Games, on the other hand, take the pressure off and encourage learners to try and get better at each try.
In addition, games give learners a sense of urgency and the anticipation of instantaneous feedback. This makes learners push harder to do better.
2. Bring on the competition
Secondly, a little competition is great for learning. Conversely, human beings thrive on positive affirmation. Gamifying stirs a little competition and when accompanied by a reward at the end of it (be it a badge, having the learner’s name on the leader board or even being named) can be gratifying and incentive enough to encourage learning.
On the downside, learners that are less competent can feel left out of the competitive learning and withdraw from the process entirely. For this reason, competition should be used sparingly and as an option. Not everyone has to participate out in ‘public’. They can just complete the course privately if they’d rather.
3. Enhance teamwork
Lastly, teamwork can be good. Depending on your online course platform, you may be able to create a team environment by awarding group tasks, with group-based reward systems. That way it becomes a group effort as opposed to independently competing against each other.

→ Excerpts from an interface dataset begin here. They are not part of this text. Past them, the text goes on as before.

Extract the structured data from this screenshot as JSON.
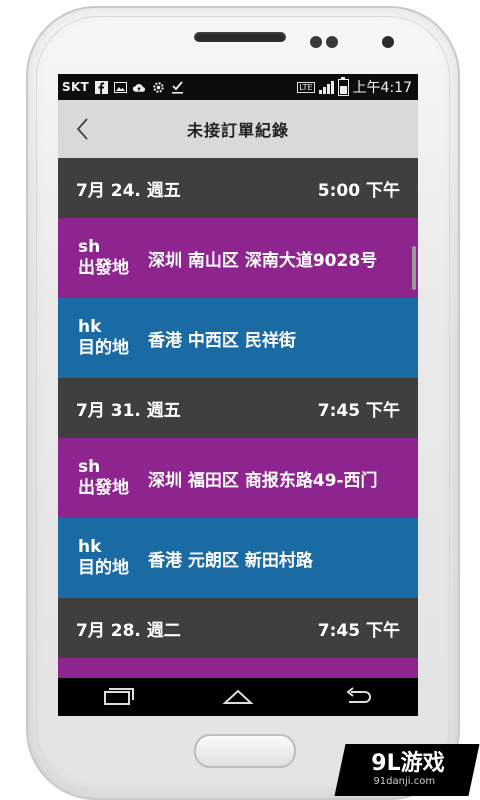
{
  "status_bar": {
    "carrier": "SKT",
    "icons": [
      "facebook-icon",
      "image-icon",
      "cloud-upload-icon",
      "settings-icon",
      "download-done-icon"
    ],
    "network": "LTE",
    "time": "上午4:17"
  },
  "header": {
    "title": "未接訂單紀錄",
    "back_icon": "chevron-left-icon"
  },
  "orders": [
    {
      "date": "7月 24. 週五",
      "time": "5:00 下午",
      "origin": {
        "code": "sh",
        "role": "出發地",
        "address": "深圳 南山区 深南大道9028号"
      },
      "destination": {
        "code": "hk",
        "role": "目的地",
        "address": "香港 中西区 民祥街"
      }
    },
    {
      "date": "7月 31. 週五",
      "time": "7:45 下午",
      "origin": {
        "code": "sh",
        "role": "出發地",
        "address": "深圳 福田区 商报东路49-西门"
      },
      "destination": {
        "code": "hk",
        "role": "目的地",
        "address": "香港 元朗区 新田村路"
      }
    },
    {
      "date": "7月 28. 週二",
      "time": "7:45 下午"
    }
  ],
  "nav": {
    "icons": [
      "recent-apps-icon",
      "home-icon",
      "back-icon"
    ]
  },
  "watermark": {
    "main": "9L游戏",
    "sub": "91danji.com"
  },
  "colors": {
    "origin": "#8e248e",
    "destination": "#1a6aa3",
    "date_row": "#3f3f3f",
    "header": "#d9d9d9"
  }
}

Not only does this encourage collaboration, but it also ensures the more competent learners help the weaker ones along.
4. Participation in the decision making
In addition, gamification can give learners a voice and a sense of control over their learning process through voting. They can add their voice to the lessons that helped the most. Having a say in the learning process improves the confidence of learner levels and increases their willingness to participate and learn.
5. Time Pressure
Allotting a task with a timeline attached to it ensures learners focus on one activity at a time in order to complete it in good time. Here, the Parkinson’s Law applies; work expands to fill the time available for its completion. Gamification applies a time pressure which gets learners more excited to complete a task within the given time, or even earlier for bonus points.
Best Practices For Gamification
1. Consider learner needs
For gamification to work effectively, you’ll need to consider your learner’s interests, needs and levels. If you place them on a lower level, they’ll get bored and lose interest, if the level is too advanced, they may feel discouraged and give up altogether. Your best bet is to start at a comfortable level and gradually escalate.
2. Use exciting language
Something else you can do to get learners raring to go is using different language. You can call their groups ‘leagues’ instead of a team. You can call a mathematical puzzle an ‘’investigation” and so on. This is more useful and effective in lower levels than in higher levels of learning, but it’s still worth trying.
3. Innovative rewards
For higher levels of learning, bonus points and gold stars do not mean as much as say opting out of a quiz or getting extra credit. Ensure you align your reward system to things and concepts that your learners find irresistible enough to work harder for.
Gamification should not lose sight of its purpose, which is to help facilitate learning. You still need to have moments of reflection to gauge what’s been learned, how it can be applied, and what learners can expect from similar lessons as well.
Remember, gamification only enhances the curriculum. It doesn’t replace it in its entirety. Learners should still be able to master their courses on the various levels they are on or higher.